While the atmospherics are similar, though, the political dynamics are d ifferent, and a group of Egyptian filmmakers is making an effort to explain the roots of the current crisis by posting a series of interviews with demonstrators on YouTube.

The group, known as Mosireen, is a collective effort of activists and citizen journalists who set out to document the 2011 revolution by gathering video clips shot by protesters. About a year ago, after deadly attacks on protesters during the period of military rule, the collective began producing its own reports, hoping to give observers following events in Egypt through the Internet a deeper understanding than can be gleaned from raw footage of protests and clashes.

On the eve of Tuesday's demonstration, one Egyptian protester, Ahmed Hassan, explained the new protests to the Cairo film collective Mosireen.

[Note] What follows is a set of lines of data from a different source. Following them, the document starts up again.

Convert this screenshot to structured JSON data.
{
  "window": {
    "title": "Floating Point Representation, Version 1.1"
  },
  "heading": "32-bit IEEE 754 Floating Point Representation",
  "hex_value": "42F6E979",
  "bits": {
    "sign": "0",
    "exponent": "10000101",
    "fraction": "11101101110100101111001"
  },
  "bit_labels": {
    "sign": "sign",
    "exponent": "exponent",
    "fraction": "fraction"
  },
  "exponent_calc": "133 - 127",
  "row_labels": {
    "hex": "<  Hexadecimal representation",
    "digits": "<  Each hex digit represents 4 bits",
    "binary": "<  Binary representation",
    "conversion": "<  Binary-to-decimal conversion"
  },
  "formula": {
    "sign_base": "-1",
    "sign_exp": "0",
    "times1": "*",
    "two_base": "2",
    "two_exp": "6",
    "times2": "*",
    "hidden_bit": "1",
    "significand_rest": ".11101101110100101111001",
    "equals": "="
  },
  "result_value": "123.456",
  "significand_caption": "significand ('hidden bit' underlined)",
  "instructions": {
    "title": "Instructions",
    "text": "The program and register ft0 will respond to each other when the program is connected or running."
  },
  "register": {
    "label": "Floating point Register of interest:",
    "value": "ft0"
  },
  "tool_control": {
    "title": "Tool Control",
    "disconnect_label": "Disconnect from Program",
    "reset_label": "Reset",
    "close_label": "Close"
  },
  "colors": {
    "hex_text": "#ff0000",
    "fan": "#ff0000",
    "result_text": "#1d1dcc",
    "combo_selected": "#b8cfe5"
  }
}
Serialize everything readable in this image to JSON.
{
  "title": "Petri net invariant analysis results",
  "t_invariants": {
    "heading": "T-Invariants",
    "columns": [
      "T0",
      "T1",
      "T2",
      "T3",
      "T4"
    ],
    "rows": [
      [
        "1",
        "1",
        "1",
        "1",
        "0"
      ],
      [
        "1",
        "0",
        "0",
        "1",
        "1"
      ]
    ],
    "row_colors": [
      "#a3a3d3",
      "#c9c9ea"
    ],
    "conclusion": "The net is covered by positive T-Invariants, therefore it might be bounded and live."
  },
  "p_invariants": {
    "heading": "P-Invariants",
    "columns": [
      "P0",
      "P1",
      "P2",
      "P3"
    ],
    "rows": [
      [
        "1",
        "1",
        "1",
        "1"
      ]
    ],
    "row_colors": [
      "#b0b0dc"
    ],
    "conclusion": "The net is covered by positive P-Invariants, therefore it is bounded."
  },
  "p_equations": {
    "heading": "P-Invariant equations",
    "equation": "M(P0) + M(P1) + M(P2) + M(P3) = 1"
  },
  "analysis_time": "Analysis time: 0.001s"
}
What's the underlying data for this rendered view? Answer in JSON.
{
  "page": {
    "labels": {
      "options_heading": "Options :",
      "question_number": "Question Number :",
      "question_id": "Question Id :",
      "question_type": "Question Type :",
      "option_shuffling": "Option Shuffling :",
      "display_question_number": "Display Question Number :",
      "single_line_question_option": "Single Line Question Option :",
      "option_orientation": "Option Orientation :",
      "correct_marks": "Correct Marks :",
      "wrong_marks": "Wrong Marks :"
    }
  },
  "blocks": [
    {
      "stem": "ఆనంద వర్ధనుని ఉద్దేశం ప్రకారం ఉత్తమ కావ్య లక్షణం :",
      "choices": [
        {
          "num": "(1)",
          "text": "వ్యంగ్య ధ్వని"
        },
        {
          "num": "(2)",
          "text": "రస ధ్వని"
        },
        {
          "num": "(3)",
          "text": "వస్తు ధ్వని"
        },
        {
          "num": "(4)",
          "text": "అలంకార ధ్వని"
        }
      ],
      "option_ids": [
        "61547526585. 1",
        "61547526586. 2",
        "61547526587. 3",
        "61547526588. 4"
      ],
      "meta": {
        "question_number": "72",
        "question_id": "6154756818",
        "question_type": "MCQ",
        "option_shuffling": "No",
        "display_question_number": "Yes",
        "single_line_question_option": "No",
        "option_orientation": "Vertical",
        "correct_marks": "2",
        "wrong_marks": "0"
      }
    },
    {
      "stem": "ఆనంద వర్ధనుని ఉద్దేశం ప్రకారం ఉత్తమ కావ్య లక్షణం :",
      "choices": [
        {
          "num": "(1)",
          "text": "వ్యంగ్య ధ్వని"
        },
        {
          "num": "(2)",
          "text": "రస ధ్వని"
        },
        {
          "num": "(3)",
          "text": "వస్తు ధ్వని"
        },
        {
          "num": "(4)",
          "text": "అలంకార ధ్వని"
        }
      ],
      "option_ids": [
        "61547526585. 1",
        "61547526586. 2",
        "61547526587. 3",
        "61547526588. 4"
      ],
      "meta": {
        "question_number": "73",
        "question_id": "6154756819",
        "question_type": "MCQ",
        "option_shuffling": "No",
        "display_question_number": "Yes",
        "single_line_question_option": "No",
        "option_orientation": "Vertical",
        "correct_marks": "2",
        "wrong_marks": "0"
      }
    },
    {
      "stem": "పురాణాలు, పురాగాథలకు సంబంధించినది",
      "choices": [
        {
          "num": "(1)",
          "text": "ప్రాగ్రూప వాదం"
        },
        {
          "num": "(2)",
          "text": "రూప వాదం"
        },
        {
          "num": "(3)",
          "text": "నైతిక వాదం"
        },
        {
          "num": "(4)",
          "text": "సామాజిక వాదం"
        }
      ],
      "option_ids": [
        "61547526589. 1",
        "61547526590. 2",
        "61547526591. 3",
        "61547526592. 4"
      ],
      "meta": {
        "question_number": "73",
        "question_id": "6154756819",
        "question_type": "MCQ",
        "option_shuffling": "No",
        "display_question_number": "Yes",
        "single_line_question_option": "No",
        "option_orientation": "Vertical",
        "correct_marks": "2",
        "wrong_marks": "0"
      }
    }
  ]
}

As my colleague David Kirkpatrick reports, tens of thousands marched to Tahrir on Tuesday to denounce President Mohamed Morsi's recent constitutional decree, in which he granted himself broad new powers. But as an activist and blogger named Mona Seif told Mosireen on the eve of the protest, many Egyptians remain angry that the new government has failed to address the central grievance of the 2011 revolution, the impunity enjoyed by the country's police officers.

An interview with Mona Seif, an Egyptian rights activi st, on Monday.

Just blocks from Tuesday's main demonstration, on a street near the Interior Ministry headquarters in Cairo, groups of young men have been engaged in a running street battle with riot police officers for nine days. Another Mosireen video report, produced last week by by Bassem Zakaria Al-Samragy, explains that those clashes grew out of anger at the lack of prosecutions for officers who killed dozens of protesters in the same area exactly one year ago.

“Why Are They Taking to the Street?” a video report by Bassem Zakaria Al-Samragy for Mosireen.

Among the demonstrators who spoke to Mosireen was the father of Jika Gaber, a 16-year-old protester killed last week, who described his son as “the first martyr of Morsi's government.”

An interview with the father of Jika Gaber, a protester killed in last week's clashes.

Video of Tuesday's demonstration in Cairo posted online by a rights activist named Amani Massoud showed protesters chanting, “Jika Jika, you hero, your blood frees the nation.”

Liam Stack contributed reporting.

Robert Mackey also remixes the news on Twitter @robertmackey.